Experience is highly overrated. Look at George Washington. He had absolutely no experience as president yet he’s generally thought to have done a good job. And what about Bill Gates? Did he have any experience running a huge corporation when he founded Microsoft? Of course not. He learned by doing. That’s what bright people do. It’s exactly what I’m going to do. And I will demand no less of the people around me.
Besides, experience has a downside - it can keep you from taking risks. If I had a lot of experience I’d probably be hunkered down with successful managerial and diplomatic types. But their input would keep me from thinking outside the box. That’s the main reason I nominated my arch rival to head State. She has no experience. She’ll be inspired. And if things go the way I’d like them to, her replacement in the Senate won’t have any experience, either.
These are perilous times and it will take imagination to address our serious problems properly. My creative approach should put to rest forever the canard that I lack substance.
One more thing – I want to wear a stovepipe hat at my inauguration but my wife says it’ll make me look too tall. What do you think?
It’s thrilling to anticipate being led by a president unimpeded by experience. After all, when God created the universe He didn’t have any experience either but look what a great job He did.
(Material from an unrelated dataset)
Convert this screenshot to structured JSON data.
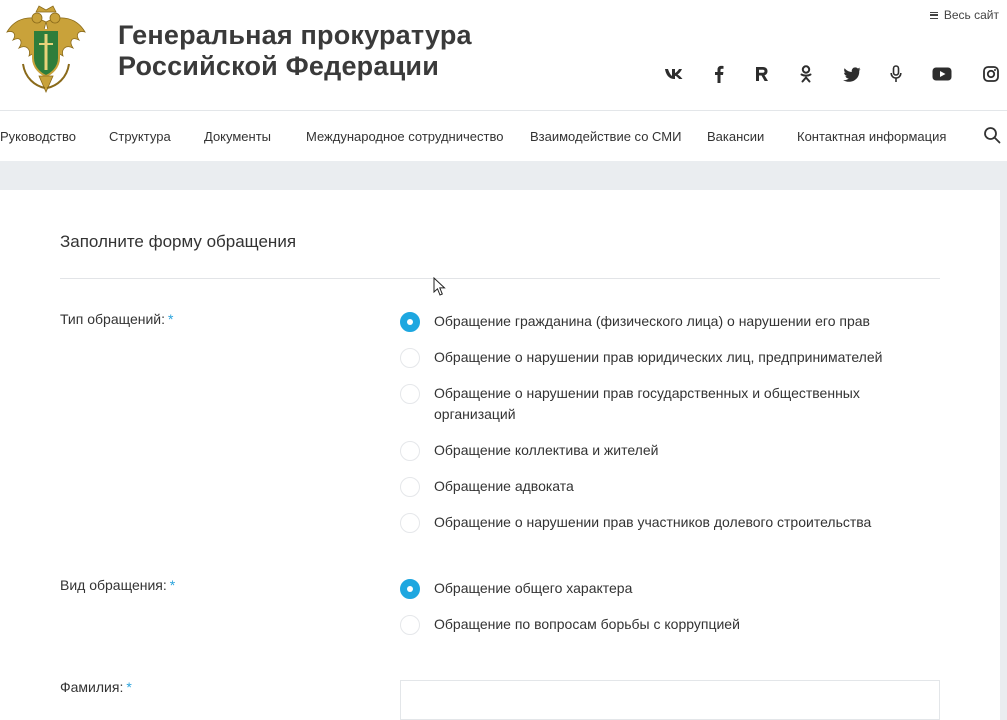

I’m floored by the originality of your approach to foreign policy. Only a highly creative mind would perceive that reinventing the American health care system will make terrorism go away. (When one country’s health care is too good, other folks get jealous to the point that some of them crash airplanes into tall buildings.) How stupid of Bush not to have seen that Health Care Envy was the cause of the problem all along. Nominating a woman with a medical background (well, a failed health care plan, anyway) to be Secretary of State was a stroke of sheer genius.
Your administration will find lots of innovative ways to occupy itself. It’ll certainly try to reinvent the Constitution. And I’m sure it will reimagine the financial system, energy, education and transportation. Actually, if auto manufacturers were forced to put their minds to it they could easily design cars that didn’t use any fuel at all. So what if they wouldn’t run. If not enough people bought them the Big Three could make roller skates instead.
The secondary industries that would grow up around the widespread use of roller skates –helmet and knee-pad manufacturing, for example – would be just the thing to rev up the economy. And the EPA wouldn’t have to issue any mandates beyond requiring the use of materials whose production uses no energy. To insure full employment at the DMV the states could be charged with enforcing annual roller skate inspections and licensing.
About the stovepipe, that’s soooo 1860’s. Instead, see if you can’t cultivate a beard and sideburns for your big day.
Good luck and God bless.